At the Intersection of Hollywood and Crime: Robert Weibezahl
Today I welcome my friend author/editor Robert Weibezahl. Robert Weibezahl is the author of two crime novels featuring
screenwriter-sleuth Billy Winnetka -- The Wicked and the Dead and The Dead Don't Forget -- and a number of short stories, including the Derringer
Award finalist "Identity Theft," which appears in the anthology Deadly by the Dozen. His two literary cookbooks/anthologies--A Taste of Murder
and A Second Helping of Murder, co-edited with Jo Grossman, were both
finalists for the Agatha and Macavity Awards. A columnist for "BookPage"
since 2002, his work has also appeared in the "Los Angeles Daily News,"
"Los Angeles Reader," "Ventura County Star, "Mystery Readers Journal,"
"Bikini," "Irish America," and many other national and regional
Robert Weibezahl: At the Intersection of Hollywood and Crime
Hollywood has a notorious love affair with crime – not only on screen, but off. Soon after the film industry settled in Los Angeles, high profile crimes and misdemeanors began to capture the public’s imagination. The list of not-quite-resolved cases involving murder and mayhem seems endless. In the 1920s, director William Desmond Taylor was found shot in the back in his bungalow, his murderer never found; actor Fatty Arbuckle was acquitted of rape and manslaughter, the final verdict a ruined career; Thomas H. Ince died aboard William Randolph Hearst’s yacht, allegedly of a heart attack, but many believe Hearst killed him in a jealous rage over actress Marian Davies. The cold cases continue through the decades: actors Thelma Todd and George Reeves—official suicides, but perhaps murders? Bob Crane was bludgeoned to death, the weapon and the killer who wielded it never found. Robert Blake and O.J. Simpson were the only viable suspects in the murders of their respective wives, but both walked away free men (and, under similar circumstances, Phil Spector nearly did as well). The official investigation into Natalie Wood’s mysterious death was recently reopened some thirty years after the fact. Even the Tinseltown murders where the culprits are known—the deaths of Phil Hartman, Sharon Tate, Rebecca Schaeffer, Dorothy Stratten, and Sal Mineo come to mind—continue to carry a peculiar taint, marred by unseemly details.
While the murders in my mystery series featuring screenwriter cum amateur sleuth Billy Winnetka are wholly inventions, I confess that I probably tap into the thirst we all seem to have for celebrity crime. The first book in the series, The Wicked and the Dead, found Billy searching for the killer behind a series of (at first) seemingly unrelated deaths. The newly published second installment, The Dead Don’t Forget, involves death threats aimed at a mostly forgotten actress from an earlier era. Who would wish to harm a seemingly harmless old woman? Well, in Hollywood, grudges run deep. Beyond the murders that drive my plots, the books aim to capture some of peculiarities of the film industry, in which I once worked.
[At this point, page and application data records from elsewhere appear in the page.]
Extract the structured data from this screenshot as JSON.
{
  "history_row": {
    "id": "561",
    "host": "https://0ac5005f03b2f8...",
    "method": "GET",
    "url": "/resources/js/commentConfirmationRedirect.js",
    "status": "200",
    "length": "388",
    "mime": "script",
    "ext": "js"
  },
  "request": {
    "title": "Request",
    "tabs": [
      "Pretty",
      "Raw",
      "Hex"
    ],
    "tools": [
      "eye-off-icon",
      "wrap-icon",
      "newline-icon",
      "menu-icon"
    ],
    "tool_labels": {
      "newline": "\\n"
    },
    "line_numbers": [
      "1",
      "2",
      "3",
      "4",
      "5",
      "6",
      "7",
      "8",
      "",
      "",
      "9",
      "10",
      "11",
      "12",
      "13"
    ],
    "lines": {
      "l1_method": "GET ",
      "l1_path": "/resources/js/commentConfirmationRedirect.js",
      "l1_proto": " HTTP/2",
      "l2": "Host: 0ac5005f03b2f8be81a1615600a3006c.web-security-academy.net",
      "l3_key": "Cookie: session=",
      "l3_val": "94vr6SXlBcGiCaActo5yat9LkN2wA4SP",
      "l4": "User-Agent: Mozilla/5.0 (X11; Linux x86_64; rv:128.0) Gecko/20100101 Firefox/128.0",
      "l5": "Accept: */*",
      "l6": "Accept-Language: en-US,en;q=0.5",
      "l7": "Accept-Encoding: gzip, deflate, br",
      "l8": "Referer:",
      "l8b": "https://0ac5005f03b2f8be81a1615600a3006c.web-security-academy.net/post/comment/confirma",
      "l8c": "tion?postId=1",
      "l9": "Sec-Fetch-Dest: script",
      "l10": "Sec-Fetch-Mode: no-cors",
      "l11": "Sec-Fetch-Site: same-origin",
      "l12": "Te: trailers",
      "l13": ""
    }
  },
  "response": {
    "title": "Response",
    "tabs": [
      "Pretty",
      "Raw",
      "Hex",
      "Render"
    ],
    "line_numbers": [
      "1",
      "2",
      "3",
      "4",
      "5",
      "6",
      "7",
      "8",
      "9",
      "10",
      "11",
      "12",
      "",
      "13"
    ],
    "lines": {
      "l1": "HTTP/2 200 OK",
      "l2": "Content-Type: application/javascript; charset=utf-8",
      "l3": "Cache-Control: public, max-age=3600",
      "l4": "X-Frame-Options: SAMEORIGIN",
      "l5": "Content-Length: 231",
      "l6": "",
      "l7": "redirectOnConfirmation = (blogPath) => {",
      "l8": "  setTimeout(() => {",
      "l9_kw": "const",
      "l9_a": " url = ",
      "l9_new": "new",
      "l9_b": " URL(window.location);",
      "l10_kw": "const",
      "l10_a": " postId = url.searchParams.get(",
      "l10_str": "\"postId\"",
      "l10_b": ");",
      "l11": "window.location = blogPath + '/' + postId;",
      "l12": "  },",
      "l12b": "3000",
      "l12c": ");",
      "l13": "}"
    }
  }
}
The company-town mentality that can motivate much of what happens behind the scenes in Hollywood is very specific to the town and the business. In a world where appearances are everything, and nearly every man or woman is out for him/herself, crime can take on an ugly flavor all its own.
The series is also very much of its place – Los Angeles: its car culture, with choked freeways and secret surface street short cuts, its soundtrack provided by the car radio; a diverse population where class is often divided along ethnic lines; a flawed paradise where dreamers come and sometimes find spectacular success, yet more often do not. How much is “Hollywood” an accurate reflection of the real L.A.? To a wider culture that grants celebrity primacy of place, L.A. can seem like a fictional version of a major American metropolis. But, for folks like Billy, who live and work there, it is a real place, not a painted backdrop. True, after decades of literally being used as just such a backdrop in countless films and television show, the idea of L.A. is hard to cast off. And some of those same movies and shows have, for better or worse, had an impact on crime – how we perceive it, solve it, prosecute it, and, perhaps, even how we perpetrate it. Let’s not forget that the term noir first came from the movies.